Stored data
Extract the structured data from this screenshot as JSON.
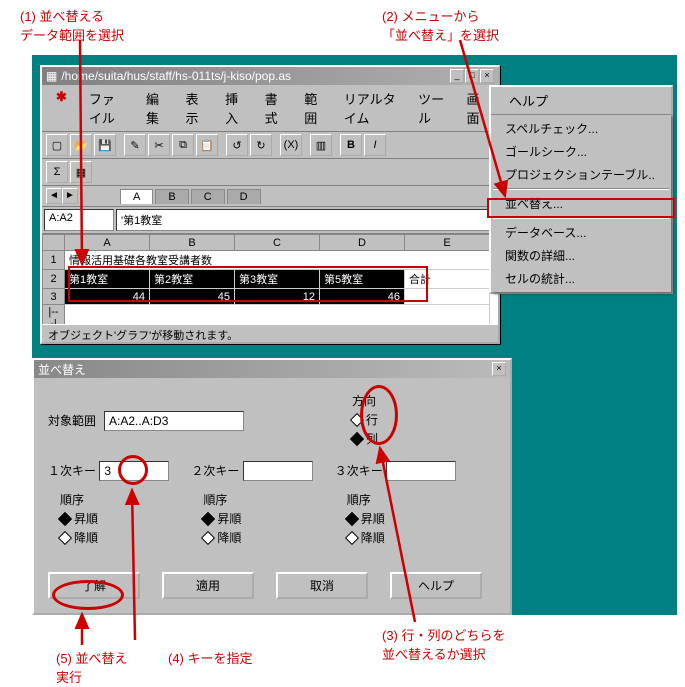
{
  "annotations": {
    "a1_l1": "(1) 並べ替える",
    "a1_l2": "データ範囲を選択",
    "a2_l1": "(2) メニューから",
    "a2_l2": "「並べ替え」を選択",
    "a3_l1": "(3) 行・列のどちらを",
    "a3_l2": "並べ替えるか選択",
    "a4": "(4) キーを指定",
    "a5_l1": "(5) 並べ替え",
    "a5_l2": "実行"
  },
  "main_window": {
    "title": "/home/suita/hus/staff/hs-011ts/j-kiso/pop.as",
    "menubar": [
      "ファイル",
      "編集",
      "表示",
      "挿入",
      "書式",
      "範囲",
      "リアルタイム",
      "ツール",
      "画面",
      "ヘルプ"
    ],
    "sheet_tabs": [
      "A",
      "B",
      "C",
      "D"
    ],
    "cell_ref": "A:A2",
    "cell_content": "'第1教室",
    "col_headers": [
      "A",
      "B",
      "C",
      "D",
      "E"
    ],
    "rows": [
      {
        "h": "1",
        "cells": [
          "情報活用基礎各教室受講者数",
          "",
          "",
          "",
          ""
        ]
      },
      {
        "h": "2",
        "cells": [
          "第1教室",
          "第2教室",
          "第3教室",
          "第5教室",
          "合計"
        ]
      },
      {
        "h": "3",
        "cells": [
          "44",
          "45",
          "12",
          "46",
          ""
        ]
      }
    ],
    "status": "オブジェクト'グラフ'が移動されます。"
  },
  "dropdown": {
    "items": [
      "スペルチェック...",
      "ゴールシーク...",
      "プロジェクションテーブル..",
      "並べ替え...",
      "データベース...",
      "関数の詳細...",
      "セルの統計..."
    ]
  },
  "dialog": {
    "title": "並べ替え",
    "range_label": "対象範囲",
    "range_value": "A:A2..A:D3",
    "direction_label": "方向",
    "direction_row": "行",
    "direction_col": "列",
    "key1_label": "１次キー",
    "key1_value": "3",
    "key2_label": "２次キー",
    "key2_value": "",
    "key3_label": "３次キー",
    "key3_value": "",
    "order_label": "順序",
    "asc": "昇順",
    "desc": "降順",
    "ok": "了解",
    "apply": "適用",
    "cancel": "取消",
    "help": "ヘルプ"
  }
}
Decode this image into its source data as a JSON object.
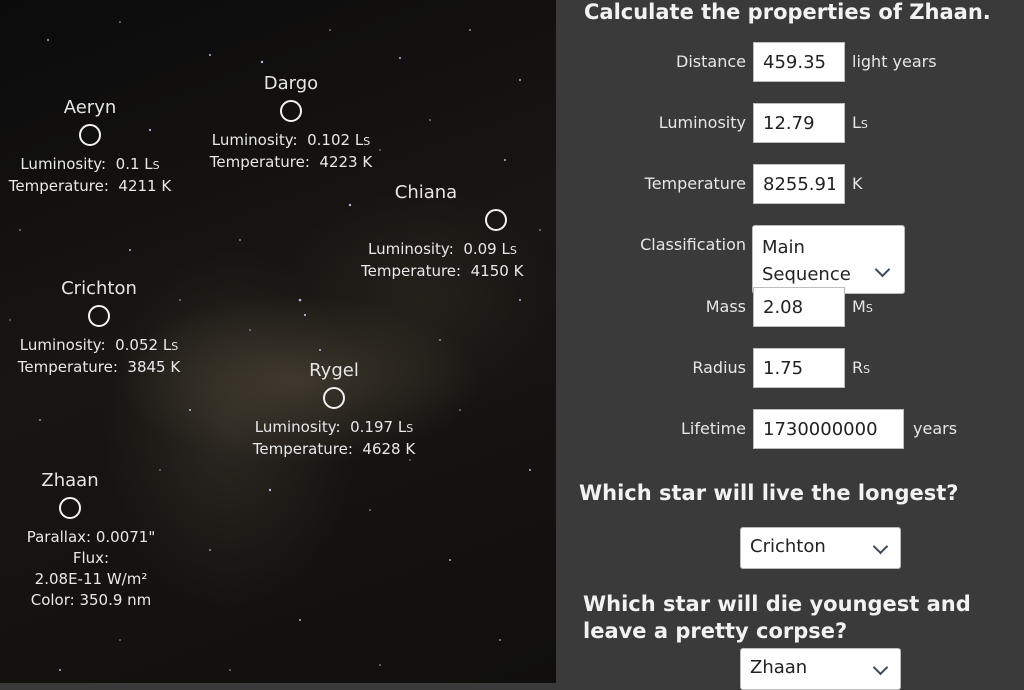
{
  "stars": [
    {
      "name": "Aeryn",
      "lum_label": "Luminosity:",
      "lum": "0.1 L",
      "temp_label": "Temperature:",
      "temp": "4211 K"
    },
    {
      "name": "Dargo",
      "lum_label": "Luminosity:",
      "lum": "0.102 L",
      "temp_label": "Temperature:",
      "temp": "4223 K"
    },
    {
      "name": "Chiana",
      "lum_label": "Luminosity:",
      "lum": "0.09 L",
      "temp_label": "Temperature:",
      "temp": "4150 K"
    },
    {
      "name": "Crichton",
      "lum_label": "Luminosity:",
      "lum": "0.052 L",
      "temp_label": "Temperature:",
      "temp": "3845 K"
    },
    {
      "name": "Rygel",
      "lum_label": "Luminosity:",
      "lum": "0.197 L",
      "temp_label": "Temperature:",
      "temp": "4628 K"
    }
  ],
  "sun_subscript": "S",
  "zhaan": {
    "name": "Zhaan",
    "parallax": "Parallax:  0.0071\"",
    "flux_label": "Flux:",
    "flux": "2.08E-11 W/m²",
    "color": "Color:  350.9 nm"
  },
  "panel": {
    "title": "Calculate the properties of Zhaan.",
    "distance": {
      "label": "Distance",
      "value": "459.35",
      "unit": "light years"
    },
    "luminosity": {
      "label": "Luminosity",
      "value": "12.79",
      "unit": "L"
    },
    "temperature": {
      "label": "Temperature",
      "value": "8255.91",
      "unit": "K"
    },
    "classification": {
      "label": "Classification",
      "value_line1": "Main",
      "value_line2": "Sequence"
    },
    "mass": {
      "label": "Mass",
      "value": "2.08",
      "unit": "M"
    },
    "radius": {
      "label": "Radius",
      "value": "1.75",
      "unit": "R"
    },
    "lifetime": {
      "label": "Lifetime",
      "value": "1730000000",
      "unit": "years"
    },
    "q1": "Which star will live the longest?",
    "q1_answer": "Crichton",
    "q2": "Which star will die youngest and leave a pretty corpse?",
    "q2_answer": "Zhaan"
  }
}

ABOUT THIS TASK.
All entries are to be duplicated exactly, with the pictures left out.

FINISHED TASK.
Extract the structured data from this screenshot as JSON.
{
  "annotations": {
    "a1_l1": "(1) 並べ替える",
    "a1_l2": "データ範囲を選択",
    "a2_l1": "(2) メニューから",
    "a2_l2": "「並べ替え」を選択",
    "a3_l1": "(3) 行・列のどちらを",
    "a3_l2": "並べ替えるか選択",
    "a4": "(4) キーを指定",
    "a5_l1": "(5) 並べ替え",
    "a5_l2": "実行"
  },
  "main_window": {
    "title": "/home/suita/hus/staff/hs-011ts/j-kiso/pop.as",
    "menubar": [
      "ファイル",
      "編集",
      "表示",
      "挿入",
      "書式",
      "範囲",
      "リアルタイム",
      "ツール",
      "画面",
      "ヘルプ"
    ],
    "sheet_tabs": [
      "A",
      "B",
      "C",
      "D"
    ],
    "cell_ref": "A:A2",
    "cell_content": "'第1教室",
    "col_headers": [
      "A",
      "B",
      "C",
      "D",
      "E"
    ],
    "rows": [
      {
        "h": "1",
        "cells": [
          "情報活用基礎各教室受講者数",
          "",
          "",
          "",
          ""
        ]
      },
      {
        "h": "2",
        "cells": [
          "第1教室",
          "第2教室",
          "第3教室",
          "第5教室",
          "合計"
        ]
      },
      {
        "h": "3",
        "cells": [
          "44",
          "45",
          "12",
          "46",
          ""
        ]
      }
    ],
    "status": "オブジェクト'グラフ'が移動されます。"
  },
  "dropdown": {
    "items": [
      "スペルチェック...",
      "ゴールシーク...",
      "プロジェクションテーブル..",
      "並べ替え...",
      "データベース...",
      "関数の詳細...",
      "セルの統計..."
    ]
  },
  "dialog": {
    "title": "並べ替え",
    "range_label": "対象範囲",
    "range_value": "A:A2..A:D3",
    "direction_label": "方向",
    "direction_row": "行",
    "direction_col": "列",
    "key1_label": "１次キー",
    "key1_value": "3",
    "key2_label": "２次キー",
    "key2_value": "",
    "key3_label": "３次キー",
    "key3_value": "",
    "order_label": "順序",
    "asc": "昇順",
    "desc": "降順",
    "ok": "了解",
    "apply": "適用",
    "cancel": "取消",
    "help": "ヘルプ"
  }
}
Decode this image into its source data as a JSON object.
{
  "stars": [
    {
      "name": "Aeryn",
      "lum_label": "Luminosity:",
      "lum": "0.1 L",
      "temp_label": "Temperature:",
      "temp": "4211 K"
    },
    {
      "name": "Dargo",
      "lum_label": "Luminosity:",
      "lum": "0.102 L",
      "temp_label": "Temperature:",
      "temp": "4223 K"
    },
    {
      "name": "Chiana",
      "lum_label": "Luminosity:",
      "lum": "0.09 L",
      "temp_label": "Temperature:",
      "temp": "4150 K"
    },
    {
      "name": "Crichton",
      "lum_label": "Luminosity:",
      "lum": "0.052 L",
      "temp_label": "Temperature:",
      "temp": "3845 K"
    },
    {
      "name": "Rygel",
      "lum_label": "Luminosity:",
      "lum": "0.197 L",
      "temp_label": "Temperature:",
      "temp": "4628 K"
    }
  ],
  "sun_subscript": "S",
  "zhaan": {
    "name": "Zhaan",
    "parallax": "Parallax:  0.0071\"",
    "flux_label": "Flux:",
    "flux": "2.08E-11 W/m²",
    "color": "Color:  350.9 nm"
  },
  "panel": {
    "title": "Calculate the properties of Zhaan.",
    "distance": {
      "label": "Distance",
      "value": "459.35",
      "unit": "light years"
    },
    "luminosity": {
      "label": "Luminosity",
      "value": "12.79",
      "unit": "L"
    },
    "temperature": {
      "label": "Temperature",
      "value": "8255.91",
      "unit": "K"
    },
    "classification": {
      "label": "Classification",
      "value_line1": "Main",
      "value_line2": "Sequence"
    },
    "mass": {
      "label": "Mass",
      "value": "2.08",
      "unit": "M"
    },
    "radius": {
      "label": "Radius",
      "value": "1.75",
      "unit": "R"
    },
    "lifetime": {
      "label": "Lifetime",
      "value": "1730000000",
      "unit": "years"
    },
    "q1": "Which star will live the longest?",
    "q1_answer": "Crichton",
    "q2": "Which star will die youngest and leave a pretty corpse?",
    "q2_answer": "Zhaan"
  }
}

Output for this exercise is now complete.